Josh Tanguay of Clinical Associates of Hays led a two day team building workshop with the HHS Chamber Singers. Monday, Josh led the 28 students from experiencing frustration as a member of a dysfunctional team to experiencing the essential ingredients in a functional team. The importance of individual leadership, working together, and focusing on a common goal of the entire ensemble were among the many take-a-ways from the activities. Tuesday, Josh led the students in creating a memento together that would reinforce many of the teamwork related themes processed in the two days as well as serve as a visual tool of calm and reflection throughout the school year. Josh had each Chamber Singer come forward and select a color of glitter, open the packet and put it in the container of water. Each color represented each individual and all that they bring to the music making process.
Then, after discussing some the many ways this symbolizes the rehearsal process he passed the container around so that each member could shake and mix up the different colors. The result was a beautiful one color, maroon (go HHS Indians). What a great symbol of team work, the rehearsal process, taking each individual voice and making something beautiful. I noticed at rehearsal today, one of the students came down before rehearsal and gave the container a good shake … then we got to work.
The discussion led to talking about what music means to us and how it impacts our lives. It reminded me of one of our songs that we were going to begin the next day. So I read the text setting up the next days rehearsal. The song was written for the St. Olaf Choir and their director Dr. Anton Armstrong and called Flight Song.
All we are we have found in song:
you have drawn this song from us.
Songs of lives unfolding fly overhead, cry overhead;
longing, rising from the song within.
Moving like the rise and fall of wings,
hands that shape our calling
voice on the edge of answers
you’ve known our cry:
music’s fierce compassion flows from you.
The night is restless with the sounds we hear,
is broken, shaken by the cries of pain:
for this is music’s inner voice,
yes, we hear you, all you who cry aloud,
and we will fly, answering you,
so our lives sing, sing, we will fly
wild in spirit we will like a feather falling,
from the wing fragile as a human voice,

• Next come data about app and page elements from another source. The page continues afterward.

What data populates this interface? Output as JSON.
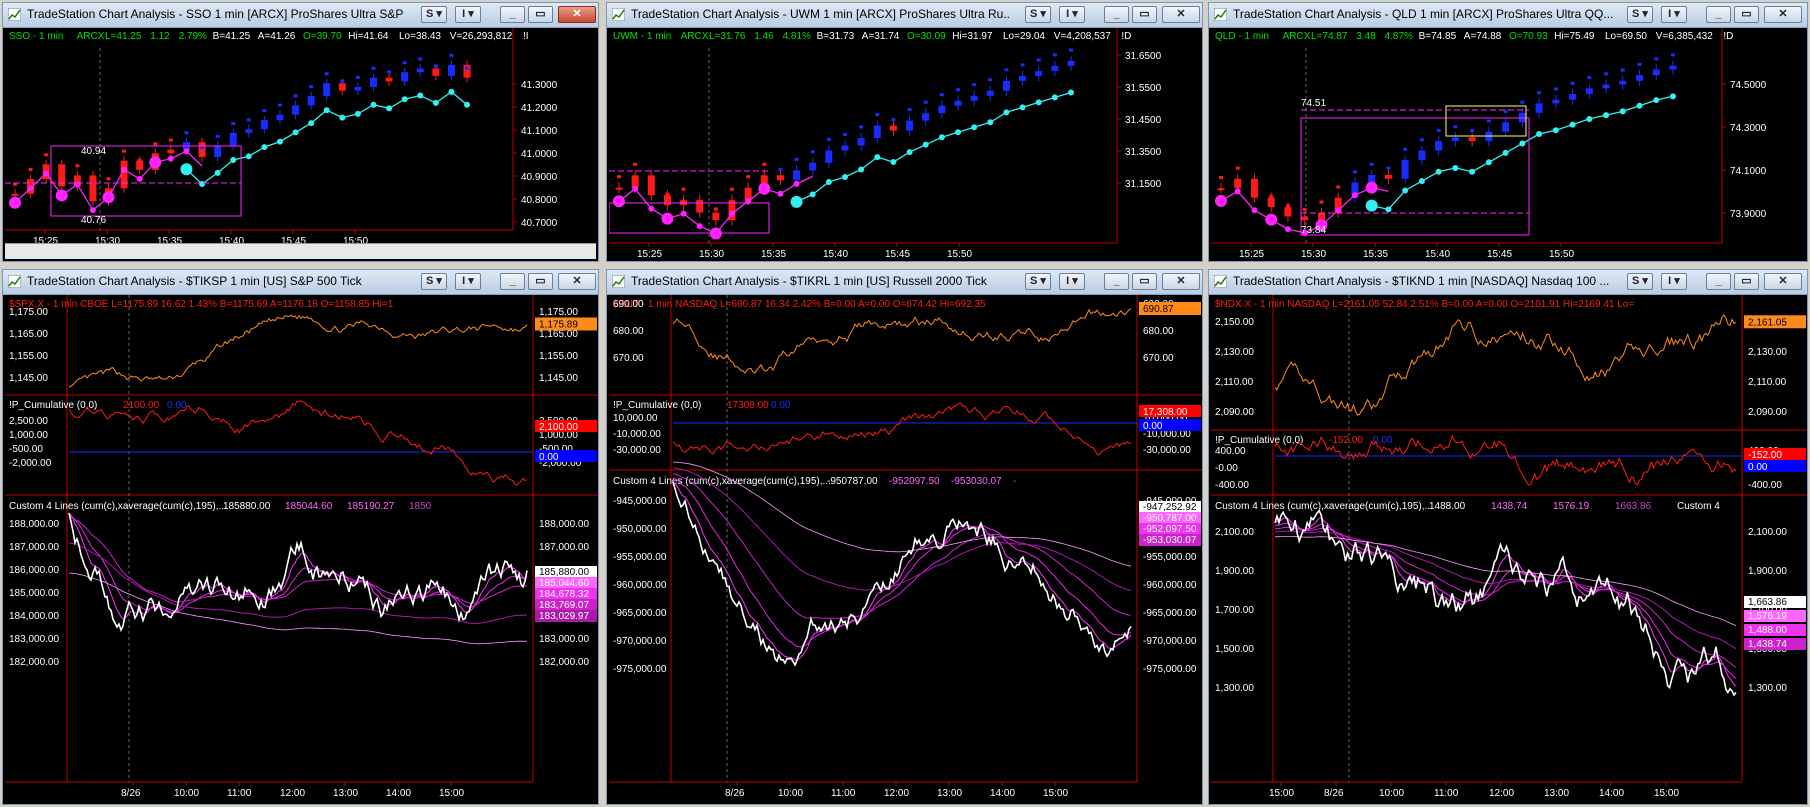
{
  "windows": [
    {
      "title": "TradeStation Chart Analysis - SSO 1 min [ARCX] ProShares Ultra S&P 5...",
      "header": {
        "symbol": "SSO - 1 min",
        "exch": "ARCX",
        "last": "L=41.25",
        "chg": "1.12",
        "pct": "2.79%",
        "bid": "B=41.25",
        "ask": "A=41.26",
        "open": "O=39.70",
        "hi": "Hi=41.64",
        "lo": "Lo=38.43",
        "vol": "V=26,293,812",
        "extra": "!I"
      },
      "price_ticks": [
        "41.3000",
        "41.2000",
        "41.1000",
        "41.0000",
        "40.9000",
        "40.8000",
        "40.7000"
      ],
      "time_ticks": [
        "15:25",
        "15:30",
        "15:35",
        "15:40",
        "15:45",
        "15:50"
      ],
      "annotations": [
        "40.94",
        "40.76"
      ],
      "chart_data": {
        "type": "candlestick",
        "series": [
          {
            "name": "SSO - 1 min",
            "values": [
              40.62,
              40.7,
              40.78,
              40.66,
              40.72,
              40.58,
              40.65,
              40.8,
              40.75,
              40.84,
              40.86,
              40.9,
              40.82,
              40.88,
              40.95,
              40.97,
              41.02,
              41.05,
              41.1,
              41.15,
              41.22,
              41.18,
              41.2,
              41.25,
              41.23,
              41.28,
              41.3,
              41.26,
              41.32,
              41.25
            ]
          }
        ]
      }
    },
    {
      "title": "TradeStation Chart Analysis - UWM 1 min [ARCX] ProShares Ultra Ru...",
      "header": {
        "symbol": "UWM - 1 min",
        "exch": "ARCX",
        "last": "L=31.76",
        "chg": "1.46",
        "pct": "4.81%",
        "bid": "B=31.73",
        "ask": "A=31.74",
        "open": "O=30.09",
        "hi": "Hi=31.97",
        "lo": "Lo=29.04",
        "vol": "V=4,208,537",
        "extra": "!D"
      },
      "price_ticks": [
        "31.6500",
        "31.5500",
        "31.4500",
        "31.3500",
        "31.1500"
      ],
      "time_ticks": [
        "15:25",
        "15:30",
        "15:35",
        "15:40",
        "15:45",
        "15:50"
      ],
      "annotations": [],
      "chart_data": {
        "type": "candlestick",
        "series": [
          {
            "name": "UWM - 1 min",
            "values": [
              31.25,
              31.3,
              31.22,
              31.18,
              31.2,
              31.15,
              31.12,
              31.2,
              31.25,
              31.3,
              31.28,
              31.32,
              31.35,
              31.4,
              31.42,
              31.45,
              31.5,
              31.48,
              31.52,
              31.55,
              31.58,
              31.6,
              31.62,
              31.64,
              31.68,
              31.7,
              31.72,
              31.74,
              31.76
            ]
          }
        ]
      }
    },
    {
      "title": "TradeStation Chart Analysis - QLD 1 min [ARCX] ProShares Ultra QQ...",
      "header": {
        "symbol": "QLD - 1 min",
        "exch": "ARCX",
        "last": "L=74.87",
        "chg": "3.48",
        "pct": "4.87%",
        "bid": "B=74.85",
        "ask": "A=74.88",
        "open": "O=70.93",
        "hi": "Hi=75.49",
        "lo": "Lo=69.50",
        "vol": "V=6,385,432",
        "extra": "!D"
      },
      "price_ticks": [
        "74.5000",
        "74.3000",
        "74.1000",
        "73.9000"
      ],
      "time_ticks": [
        "15:25",
        "15:30",
        "15:35",
        "15:40",
        "15:45",
        "15:50"
      ],
      "annotations": [
        "74.51",
        "73.84"
      ],
      "chart_data": {
        "type": "candlestick",
        "series": [
          {
            "name": "QLD - 1 min",
            "values": [
              74.05,
              74.1,
              74.0,
              73.95,
              73.9,
              73.88,
              73.92,
              74.0,
              74.08,
              74.12,
              74.1,
              74.2,
              74.25,
              74.3,
              74.32,
              74.3,
              74.35,
              74.4,
              74.45,
              74.5,
              74.52,
              74.55,
              74.58,
              74.6,
              74.62,
              74.65,
              74.68,
              74.7
            ]
          }
        ]
      }
    },
    {
      "title": "TradeStation Chart Analysis - $TIKSP 1 min [US] S&P 500 Tick",
      "p1": {
        "label": "$SPX.X - 1 min  CBOE  L=1175.89  16.62  1.43%   B=1175.69  A=1176.18  O=1158.85  Hi=1",
        "ticks": [
          "1,175.00",
          "1,165.00",
          "1,155.00",
          "1,145.00"
        ],
        "badge": "1,175.89"
      },
      "p2": {
        "label": "!P_Cumulative (0,0)",
        "v1": "2100.00",
        "v2": "0.00",
        "ticks": [
          "2,500.00",
          "1,000.00",
          "-500.00",
          "-2,000.00"
        ],
        "badge1": "2,100.00",
        "badge2": "0.00"
      },
      "p3": {
        "label": "Custom 4 Lines (cum(c),xaverage(cum(c),195),...",
        "v1": "185880.00",
        "v2": "185044.60",
        "v3": "185190.27",
        "v4": "1850",
        "ticks": [
          "188,000.00",
          "187,000.00",
          "186,000.00",
          "185,000.00",
          "184,000.00",
          "183,000.00",
          "182,000.00"
        ],
        "badges": [
          "185,880.00",
          "185,044.60",
          "184,678.32",
          "183,769.07",
          "183,029.97"
        ]
      },
      "time_ticks": [
        "8/26",
        "10:00",
        "11:00",
        "12:00",
        "13:00",
        "14:00",
        "15:00"
      ]
    },
    {
      "title": "TradeStation Chart Analysis - $TIKRL 1 min [US] Russell 2000 Tick",
      "p1": {
        "label": "$RUT - 1 min  NASDAQ  L=690.87  16.34  2.42%   B=0.00  A=0.00  O=674.42  Hi=692.35",
        "ticks": [
          "690.00",
          "680.00",
          "670.00"
        ],
        "badge": "690.87"
      },
      "p2": {
        "label": "!P_Cumulative (0,0)",
        "v1": "17308.00",
        "v2": "0.00",
        "ticks": [
          "10,000.00",
          "-10,000.00",
          "-30,000.00"
        ],
        "badge1": "17,308.00",
        "badge2": "0.00"
      },
      "p3": {
        "label": "Custom 4 Lines (cum(c),xaverage(cum(c),195),...",
        "v1": "-950787.00",
        "v2": "-952097.50",
        "v3": "-953030.07",
        "v4": "-",
        "ticks": [
          "-945,000.00",
          "-950,000.00",
          "-955,000.00",
          "-960,000.00",
          "-965,000.00",
          "-970,000.00",
          "-975,000.00"
        ],
        "badges": [
          "-947,252.92",
          "-950,787.00",
          "-952,097.50",
          "-953,030.07"
        ]
      },
      "time_ticks": [
        "8/26",
        "10:00",
        "11:00",
        "12:00",
        "13:00",
        "14:00",
        "15:00"
      ]
    },
    {
      "title": "TradeStation Chart Analysis - $TIKND 1 min [NASDAQ] Nasdaq 100 ...",
      "p1": {
        "label": "$NDX.X - 1 min  NASDAQ  L=2161.05  52.84  2.51%   B=0.00  A=0.00  O=2101.91  Hi=2169.41  Lo=",
        "ticks": [
          "2,150.00",
          "2,130.00",
          "2,110.00",
          "2,090.00"
        ],
        "badge": "2,161.05"
      },
      "p2": {
        "label": "!P_Cumulative (0,0)",
        "v1": "-152.00",
        "v2": "0.00",
        "ticks": [
          "400.00",
          "-0.00",
          "-400.00"
        ],
        "badge1": "-152.00",
        "badge2": "0.00"
      },
      "p3": {
        "label": "Custom 4 Lines (cum(c),xaverage(cum(c),195),...",
        "v1": "1488.00",
        "v2": "1438.74",
        "v3": "1576.19",
        "v4": "1663.86",
        "extra": "Custom 4",
        "ticks": [
          "2,100.00",
          "1,900.00",
          "1,700.00",
          "1,500.00",
          "1,300.00"
        ],
        "badges": [
          "1,663.86",
          "1,576.19",
          "1,488.00",
          "1,438.74"
        ]
      },
      "time_ticks": [
        "15:00",
        "8/26",
        "10:00",
        "11:00",
        "12:00",
        "13:00",
        "14:00",
        "15:00"
      ]
    }
  ],
  "buttons": {
    "s": "S",
    "i": "I"
  },
  "colors": {
    "up": "#1a2bff",
    "down": "#ff1a1a",
    "cyan": "#33f0f0",
    "magenta": "#ff22ff",
    "orange": "#ff8a1a",
    "axisRed": "#c00000",
    "green": "#00e000",
    "white": "#ffffff"
  }
}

afraid, uncertain, yet our flight begins as song.
Why I love teaching choral music? The music and the rehearsal process forms my life. How a piece of music can penetrate my spirit and impact my life I cannot explain.
John Eliot Gardiner, founder and artistic director of the Monteverdi Choir, the English Baroque Soloists, the Orchestre Révolutionnaire et Romantique and an expert in early music (and much more) observed in the life and music of J.S. Bach something I think common to all musicians in one way or another.

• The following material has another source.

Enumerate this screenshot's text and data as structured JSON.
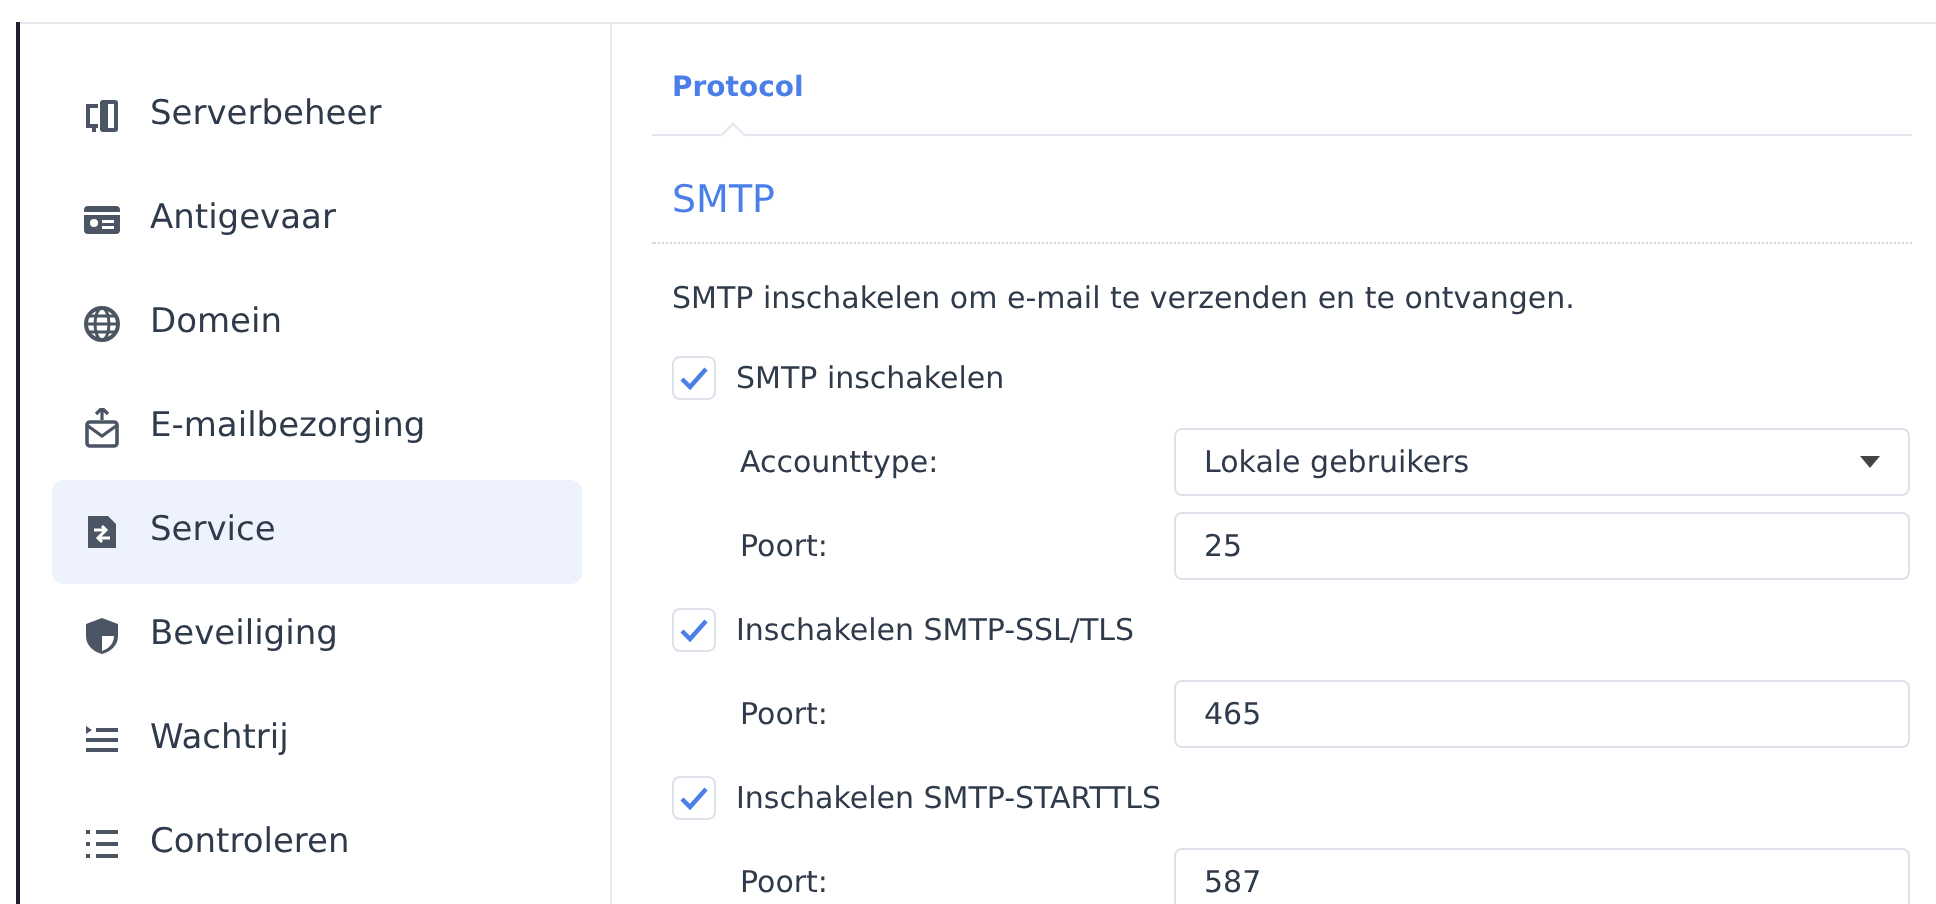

For Bach is of the very front rank of composers since 1700 whose entire work was geared, one way or another, towards the spiritual and the metaphysical –celebrating life, but also befriending and exorcising death. He saw both the essence and practice of music as religious, and understood that the more perfectly a composition is realized, both conceptually and through performance, the more God is immanent in the music.
from Bach: Music in the Castle of Heaven by John Eliot Gardiner

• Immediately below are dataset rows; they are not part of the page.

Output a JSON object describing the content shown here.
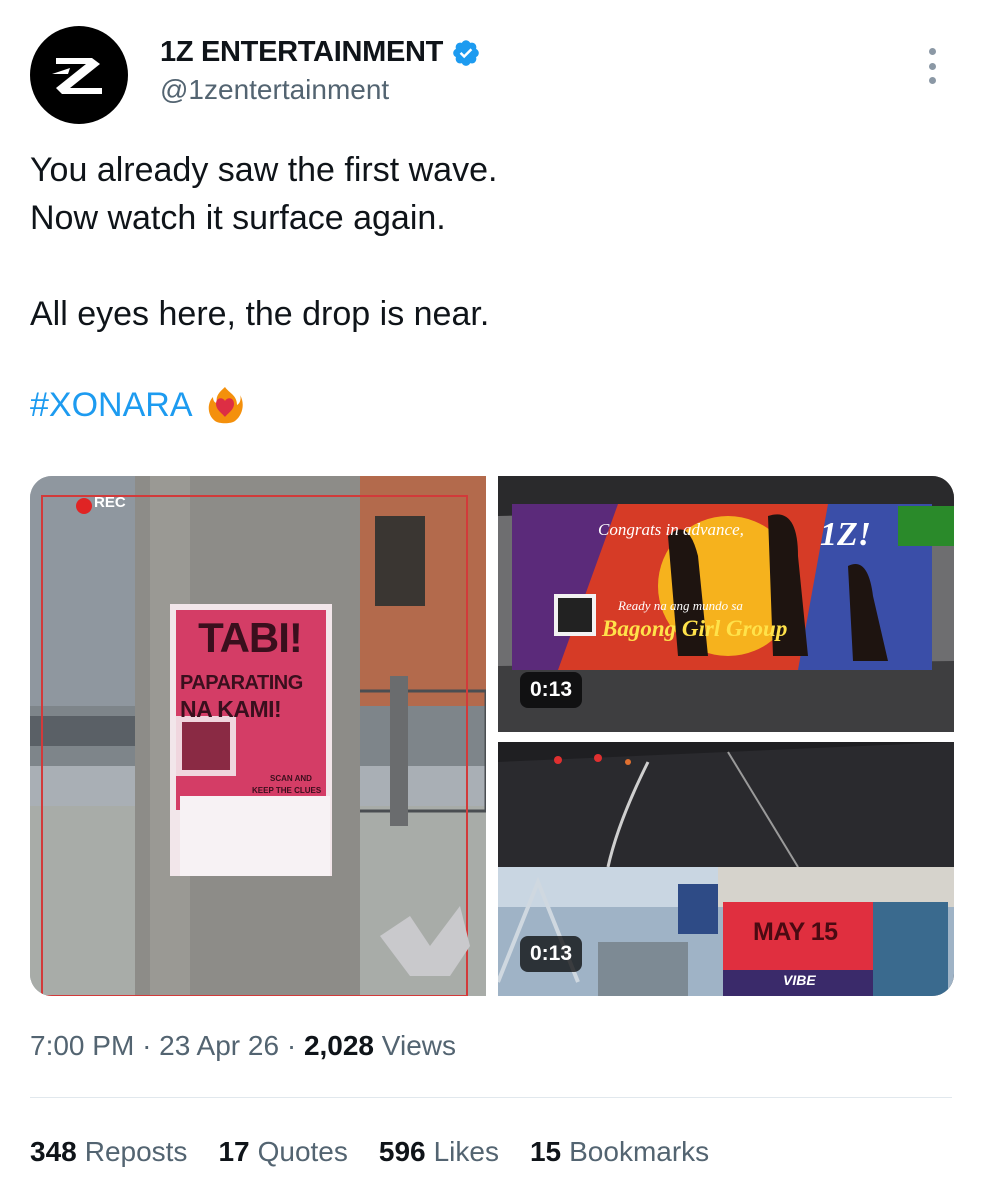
{
  "account": {
    "display_name": "1Z ENTERTAINMENT",
    "handle": "@1zentertainment",
    "verified": true,
    "verified_color": "#1d9bf0"
  },
  "tweet": {
    "lines": [
      "You already saw the first wave.",
      "Now watch it surface again.",
      "All eyes here, the drop is near."
    ],
    "hashtag": "#XONARA",
    "hashtag_color": "#1d9bf0",
    "emoji": "heart-on-fire"
  },
  "media": {
    "left": {
      "rec_label": "REC",
      "poster_title": "TABI!",
      "poster_line1": "PAPARATING",
      "poster_line2": "NA KAMI!",
      "poster_scan": "SCAN AND",
      "poster_keep": "KEEP THE CLUES"
    },
    "top_right": {
      "banner_top": "Congrats in advance,",
      "banner_brand": "1Z!",
      "banner_ready": "Ready na ang mundo sa",
      "banner_main": "Bagong Girl Group",
      "duration": "0:13"
    },
    "bottom_right": {
      "billboard": "MAY 15",
      "sign": "VIBE",
      "duration": "0:13"
    }
  },
  "meta": {
    "time": "7:00 PM",
    "date": "23 Apr 26",
    "views_count": "2,028",
    "views_label": "Views"
  },
  "stats": [
    {
      "count": "348",
      "label": "Reposts"
    },
    {
      "count": "17",
      "label": "Quotes"
    },
    {
      "count": "596",
      "label": "Likes"
    },
    {
      "count": "15",
      "label": "Bookmarks"
    }
  ]
}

If you are looking for a very interesting, inspirational, historical book about one of the great composers …. this one is a great read.